Mention ways that you’ve prevented clients and other companies from failing. If you’ve had noteworthy adventures, consider bringing them into your professional background as well. A background bio doesn’t have to be wooden; it can be fun, too, as long as you remain within reason. Plus, it gives the reader a chance to connect with you.
If you’re a college student, you might not have a long list of professional accomplishments, but you can take note from Katherine Gundlach’s example and write about what you love to do — and why you love to do it.
Katherine Gundlach opens her professional background with her current status as a college student, then goes into an anecdote that describes why she became a photographer. In the latter half of the bio, she describes her mission when photographing others. In your own bio, describe the purpose of what you do (or the reason why you want to pursue a certain field).
She also says where she’s from. Mentioning personal information in your professional bio can be a way for readers, hiring managers, and colleagues to relate to you.
4. Erick Rheam
Erick Rheam’s professional background effectively outlines his path to becoming a motivational speaker. He also cements his expertise by stating that he speaks regularly across the U.S. After, he outlines his vision and purpose for doing what he does. Like some of the other examples on this list, he includes personal information about himself: that he’s a runner.
This professional background is done well because it’s succinct and balances professionalism, expertise, and personality. Consider achieving a similar balance in your own background document by dedicating 1-2 sentences to each aspect of your professional and personal life.
Dr. Houyuan Luo’s professional background is a classic example of a bio that’s inspirational, professional, and persuasive.

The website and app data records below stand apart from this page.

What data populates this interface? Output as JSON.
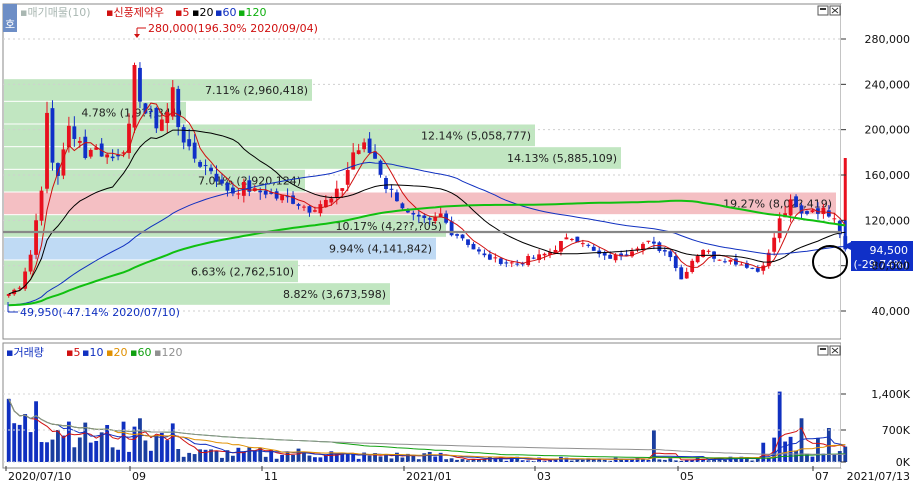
{
  "header": {
    "tag": "호",
    "legend_prefix": "▪매기매물(10)",
    "legend_name": "▪신풍제약우",
    "ma_items": [
      {
        "label": "▪5",
        "color": "#d01010"
      },
      {
        "label": "▪20",
        "color": "#000000"
      },
      {
        "label": "▪60",
        "color": "#1030c0"
      },
      {
        "label": "▪120",
        "color": "#10b010"
      }
    ]
  },
  "volume_header": {
    "title": "▪거래량",
    "ma_items": [
      {
        "label": "▪5",
        "color": "#d01010"
      },
      {
        "label": "▪10",
        "color": "#1030c0"
      },
      {
        "label": "▪20",
        "color": "#e09000"
      },
      {
        "label": "▪60",
        "color": "#10a010"
      },
      {
        "label": "▪120",
        "color": "#909090"
      }
    ]
  },
  "annotations": {
    "high": "280,000(196.30% 2020/09/04)",
    "low": "49,950(-47.14% 2020/07/10)"
  },
  "current": {
    "price": "94,500",
    "change": "(-29.74%)"
  },
  "colors": {
    "up": "#e8101e",
    "down": "#1030c8",
    "ma5": "#d01010",
    "ma20": "#000000",
    "ma60": "#1030c0",
    "ma120": "#10c010",
    "band_green": "#b6e2b6",
    "band_red": "#f2b4b8",
    "band_blue": "#b4d4f2"
  },
  "chart_data": [
    {
      "type": "candlestick",
      "title": "신풍제약우",
      "yticks": [
        "280,000",
        "240,000",
        "200,000",
        "160,000",
        "120,000",
        "80,000",
        "40,000"
      ],
      "ylim": [
        20000,
        300000
      ],
      "x_ticks": [
        "2020/07/10",
        "09",
        "11",
        "2021/01",
        "03",
        "05",
        "07",
        "2021/07/13"
      ],
      "volume_profile": [
        {
          "label": "7.11% (2,960,418)",
          "price_low": 225000,
          "price_high": 245000,
          "pct": 7.11
        },
        {
          "label": "4.78% (1,9??,341)",
          "price_low": 205000,
          "price_high": 225000,
          "pct": 4.78
        },
        {
          "label": "12.14% (5,058,777)",
          "price_low": 185000,
          "price_high": 205000,
          "pct": 12.14
        },
        {
          "label": "14.13% (5,885,109)",
          "price_low": 165000,
          "price_high": 185000,
          "pct": 14.13
        },
        {
          "label": "7.01% (2,920,124)",
          "price_low": 145000,
          "price_high": 165000,
          "pct": 7.01
        },
        {
          "label": "19.27% (8,02?,419)",
          "price_low": 125000,
          "price_high": 145000,
          "pct": 19.27
        },
        {
          "label": "10.17% (4,2??,?05)",
          "price_low": 105000,
          "price_high": 125000,
          "pct": 10.17
        },
        {
          "label": "9.94% (4,141,842)",
          "price_low": 85000,
          "price_high": 105000,
          "pct": 9.94
        },
        {
          "label": "6.63% (2,762,510)",
          "price_low": 65000,
          "price_high": 85000,
          "pct": 6.63
        },
        {
          "label": "8.82% (3,673,598)",
          "price_low": 45000,
          "price_high": 65000,
          "pct": 8.82
        }
      ],
      "close_series": [
        [
          0,
          55000
        ],
        [
          2,
          62000
        ],
        [
          4,
          90000
        ],
        [
          5,
          120000
        ],
        [
          6,
          150000
        ],
        [
          7,
          210000
        ],
        [
          8,
          170000
        ],
        [
          9,
          160000
        ],
        [
          10,
          185000
        ],
        [
          11,
          200000
        ],
        [
          12,
          190000
        ],
        [
          13,
          195000
        ],
        [
          14,
          175000
        ],
        [
          15,
          185000
        ],
        [
          17,
          180000
        ],
        [
          19,
          175000
        ],
        [
          21,
          185000
        ],
        [
          22,
          200000
        ],
        [
          23,
          250000
        ],
        [
          24,
          230000
        ],
        [
          25,
          215000
        ],
        [
          26,
          210000
        ],
        [
          27,
          205000
        ],
        [
          29,
          215000
        ],
        [
          30,
          235000
        ],
        [
          31,
          205000
        ],
        [
          33,
          180000
        ],
        [
          35,
          170000
        ],
        [
          37,
          165000
        ],
        [
          39,
          150000
        ],
        [
          41,
          145000
        ],
        [
          43,
          150000
        ],
        [
          45,
          145000
        ],
        [
          47,
          145000
        ],
        [
          49,
          140000
        ],
        [
          51,
          140000
        ],
        [
          53,
          135000
        ],
        [
          55,
          130000
        ],
        [
          57,
          135000
        ],
        [
          59,
          138000
        ],
        [
          61,
          150000
        ],
        [
          63,
          180000
        ],
        [
          65,
          185000
        ],
        [
          67,
          175000
        ],
        [
          69,
          150000
        ],
        [
          71,
          140000
        ],
        [
          73,
          125000
        ],
        [
          75,
          120000
        ],
        [
          77,
          118000
        ],
        [
          79,
          125000
        ],
        [
          81,
          110000
        ],
        [
          83,
          105000
        ],
        [
          85,
          95000
        ],
        [
          87,
          88000
        ],
        [
          89,
          85000
        ],
        [
          91,
          83000
        ],
        [
          93,
          82000
        ],
        [
          95,
          86000
        ],
        [
          97,
          88000
        ],
        [
          99,
          92000
        ],
        [
          101,
          100000
        ],
        [
          103,
          105000
        ],
        [
          105,
          102000
        ],
        [
          107,
          92000
        ],
        [
          109,
          87000
        ],
        [
          111,
          88000
        ],
        [
          113,
          92000
        ],
        [
          115,
          98000
        ],
        [
          117,
          100000
        ],
        [
          119,
          95000
        ],
        [
          121,
          90000
        ],
        [
          123,
          68000
        ],
        [
          125,
          85000
        ],
        [
          127,
          95000
        ],
        [
          129,
          88000
        ],
        [
          131,
          86000
        ],
        [
          133,
          83000
        ],
        [
          135,
          80000
        ],
        [
          137,
          75000
        ],
        [
          139,
          90000
        ],
        [
          141,
          120000
        ],
        [
          143,
          135000
        ],
        [
          145,
          125000
        ],
        [
          147,
          130000
        ],
        [
          149,
          128000
        ],
        [
          151,
          125000
        ],
        [
          153,
          94500
        ]
      ],
      "volume_yticks": [
        "1,400K",
        "700K",
        "0K"
      ],
      "current_price": 94500
    }
  ]
}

In the medical industry, education is immensely important — how long you studied can determine your level of expertise. Dr. Luo immediately lists his academic background, then details how passionate he is for his field. He emphasizes his humanitarian values most, cementing him as an excellent candidate for clinical training and speaking opportunities.
If you work in the healthcare, non-profit, legal, educational, or environmental industries, consider emphasizing your values and ethos in your professional background. Like Dr. Luo, you can leave mention of your current position for the last sentence.
Claire Buswell immediately establishes herself as a relatable persona by going over her personal history first — then connecting that to her role today. Because she was once in the same position as her clients, Buswell is better prepared to help them professionally. She makes that clear in her professional background and is vulnerable about how hard it was to find a job.
If you’ve created a business that solves a problem that you experienced, consider bringing that into your professional background. Don’t be afraid to be vulnerable. In fact, being vulnerable can make you more relatable, and your level of success now will be testament to your methods’ effectiveness.
Ready to start writing?
Keep these tips and examples in mind as you're writing about your professional bio. Your final product should be a written statement that boasts your most notable skills and achievements. As you continue to progress in your career, take time to update your bio like you would your resume, and continue to impress your readers.
Editor's note: This post was originally published in November 2020 and has been updated for comprehensiveness.